Department of Justice civil division attorney Michael Raab defended the demand letters, which were issued to more than 8,000 dealers in California, Arizona, New Mexico and Texas. "This is really not an onerous burden," he argued, calling the ATF's action "a valid exercise of the agency's broad demand letter authority."
Edwards said that nothing in the record suggests that there's any confusion about which firearms the multiple-sale reporting requirement applies to.
The Brady Center to Prevent Gun Violence, represented by Arnold & Porter, filed a friend-of-the-court brief in support of the government.
"Multiple sales reports are effective and efficient tools for highlight potential indicators of long gun trafficking," the brief argued.

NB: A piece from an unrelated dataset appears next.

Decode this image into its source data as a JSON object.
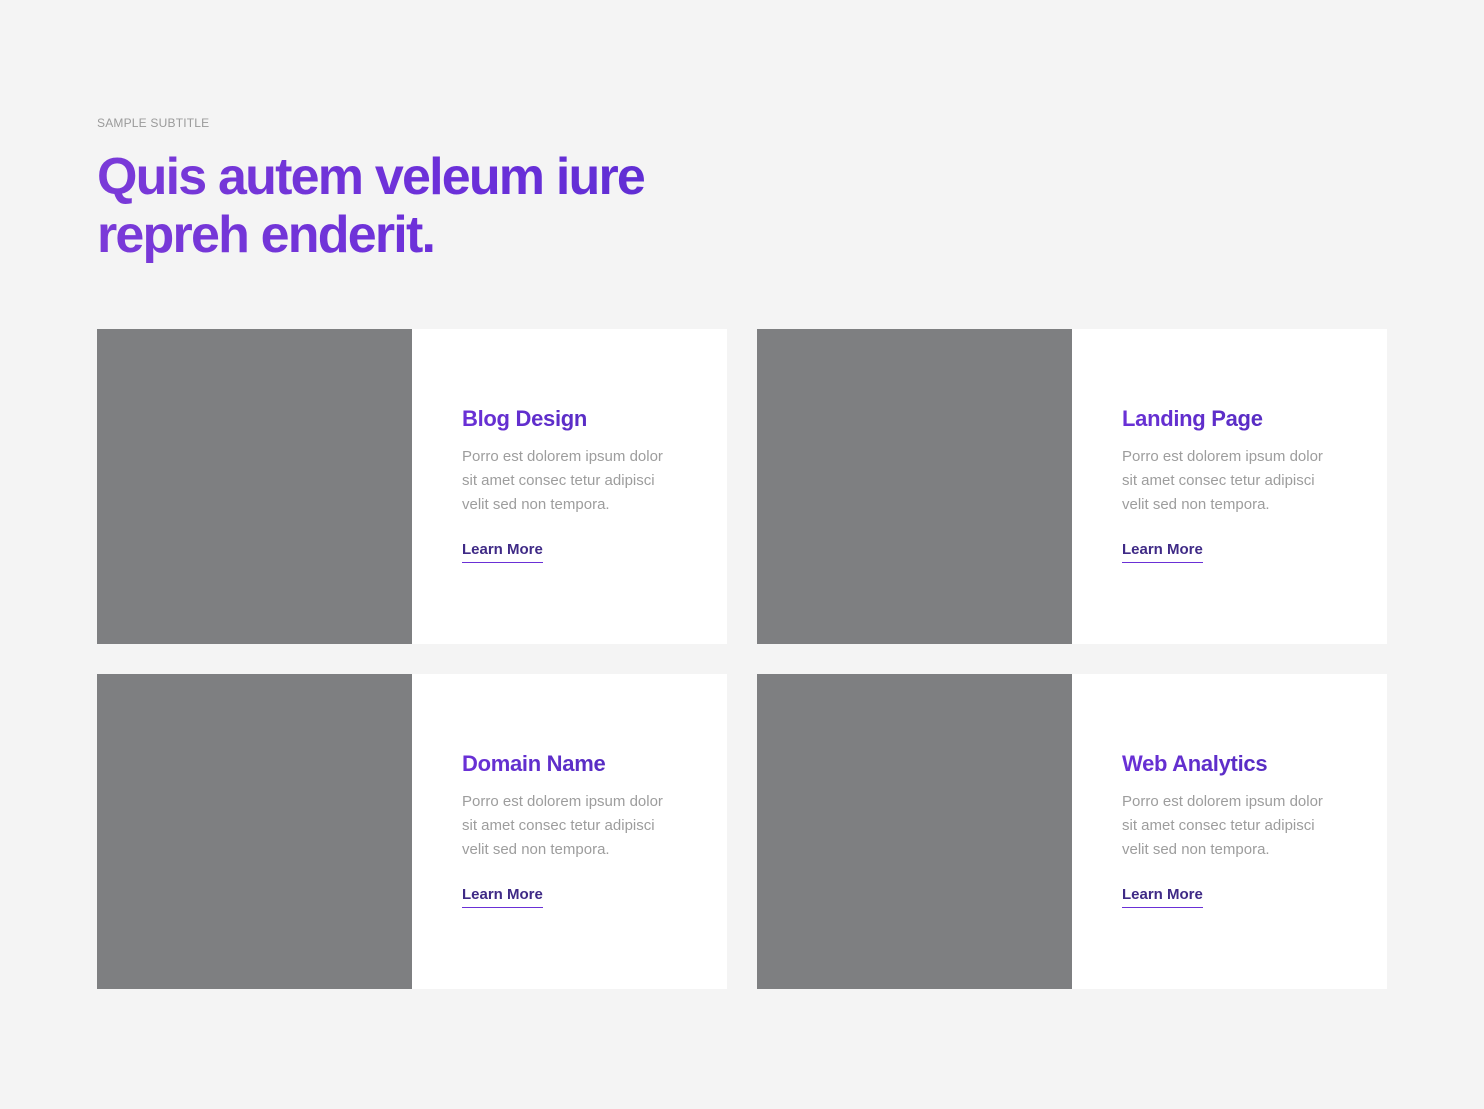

An ATF agent, the center's attorneys continued, "can quickly examine" the reports for evidence of an "unusually large or an unorthodox pattern of multiple sales."
The appeals court didn't immediately rule on Wednesday morning.

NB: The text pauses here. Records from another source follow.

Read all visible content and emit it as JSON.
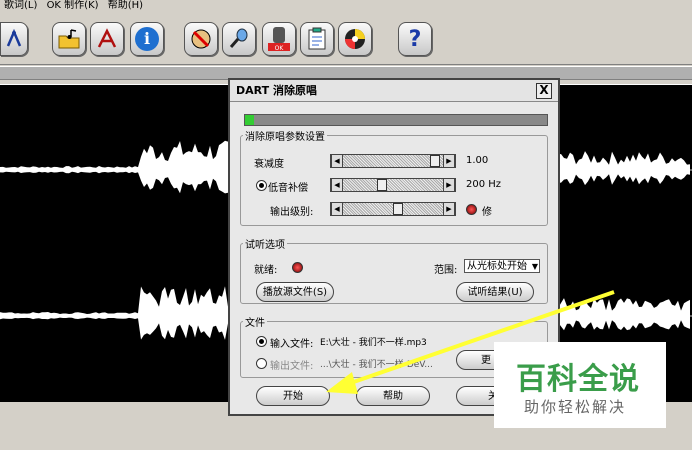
{
  "menubar": {
    "items": [
      "歌词(L)",
      "OK 制作(K)",
      "帮助(H)"
    ]
  },
  "toolbar": {
    "icons": [
      "compass-icon",
      "music-folder-icon",
      "text-a-icon",
      "info-icon",
      "mute-icon",
      "mic-icon",
      "ok-icon",
      "notepad-icon",
      "cd-icon",
      "help-icon"
    ],
    "help_glyph": "?",
    "info_glyph": "i"
  },
  "dialog": {
    "title": "DART 消除原唱",
    "close": "X",
    "progress_fraction": 0.03,
    "params": {
      "legend": "消除原唱参数设置",
      "attenuation_label": "衰减度",
      "attenuation_value": "1.00",
      "attenuation_fraction": 0.95,
      "bass_label": "低音补偿",
      "bass_value": "200 Hz",
      "bass_fraction": 0.38,
      "output_label": "输出级别:",
      "output_value": "修",
      "output_fraction": 0.55
    },
    "listen": {
      "legend": "试听选项",
      "ready_label": "就绪:",
      "range_label": "范围:",
      "range_value": "从光标处开始",
      "play_source": "播放源文件(S)",
      "listen_result": "试听结果(U)"
    },
    "files": {
      "legend": "文件",
      "input_label": "输入文件:",
      "input_value": "E:\\大壮 - 我们不一样.mp3",
      "output_label": "输出文件:",
      "output_value": "...\\大壮 - 我们不一样-DeV...",
      "change_btn": "更"
    },
    "buttons": {
      "start": "开始",
      "help": "帮助",
      "close": "关"
    }
  },
  "watermark": {
    "title": "百科全说",
    "subtitle": "助你轻松解决"
  },
  "colors": {
    "progress": "#33cc33",
    "arrow": "#ffff33",
    "watermark_green": "#3a9d4a"
  }
}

Richard Gardiner, representing gun dealers, argued that the ATF demand letters are outside the agency's authority and that the record mandate would be unduly burdensome for dealers.

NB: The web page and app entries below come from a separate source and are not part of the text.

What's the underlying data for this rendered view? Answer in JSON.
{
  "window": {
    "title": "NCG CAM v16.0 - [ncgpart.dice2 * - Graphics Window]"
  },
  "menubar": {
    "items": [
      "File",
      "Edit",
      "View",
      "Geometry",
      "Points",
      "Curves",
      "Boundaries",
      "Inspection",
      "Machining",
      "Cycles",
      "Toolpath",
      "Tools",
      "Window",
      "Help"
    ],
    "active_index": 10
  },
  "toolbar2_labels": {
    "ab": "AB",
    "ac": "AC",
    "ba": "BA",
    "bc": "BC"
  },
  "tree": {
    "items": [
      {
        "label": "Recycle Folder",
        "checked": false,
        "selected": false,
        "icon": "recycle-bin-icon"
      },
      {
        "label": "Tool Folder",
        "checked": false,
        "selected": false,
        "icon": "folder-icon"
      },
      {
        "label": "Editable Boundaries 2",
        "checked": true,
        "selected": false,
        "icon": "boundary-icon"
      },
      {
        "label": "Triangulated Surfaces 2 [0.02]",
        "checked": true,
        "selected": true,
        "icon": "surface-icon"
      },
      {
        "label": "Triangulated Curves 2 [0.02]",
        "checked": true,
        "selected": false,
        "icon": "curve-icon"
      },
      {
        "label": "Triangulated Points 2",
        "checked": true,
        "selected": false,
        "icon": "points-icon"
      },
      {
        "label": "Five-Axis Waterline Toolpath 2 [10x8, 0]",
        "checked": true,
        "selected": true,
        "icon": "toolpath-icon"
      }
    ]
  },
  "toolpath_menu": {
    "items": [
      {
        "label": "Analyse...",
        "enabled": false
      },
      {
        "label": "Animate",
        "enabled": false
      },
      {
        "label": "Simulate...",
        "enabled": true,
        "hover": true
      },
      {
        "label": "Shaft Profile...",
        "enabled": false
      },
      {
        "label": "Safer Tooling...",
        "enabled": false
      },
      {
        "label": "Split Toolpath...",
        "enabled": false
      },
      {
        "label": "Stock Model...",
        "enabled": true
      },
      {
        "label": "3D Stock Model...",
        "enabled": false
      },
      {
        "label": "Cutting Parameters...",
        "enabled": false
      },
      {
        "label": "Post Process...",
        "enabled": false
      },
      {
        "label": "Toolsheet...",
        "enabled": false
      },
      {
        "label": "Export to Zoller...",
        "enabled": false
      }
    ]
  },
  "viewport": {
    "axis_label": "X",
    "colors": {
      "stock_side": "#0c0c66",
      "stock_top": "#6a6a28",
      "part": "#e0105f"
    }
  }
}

Mike Scarcella writes for The National Law Journal, a Daily Report affiliate.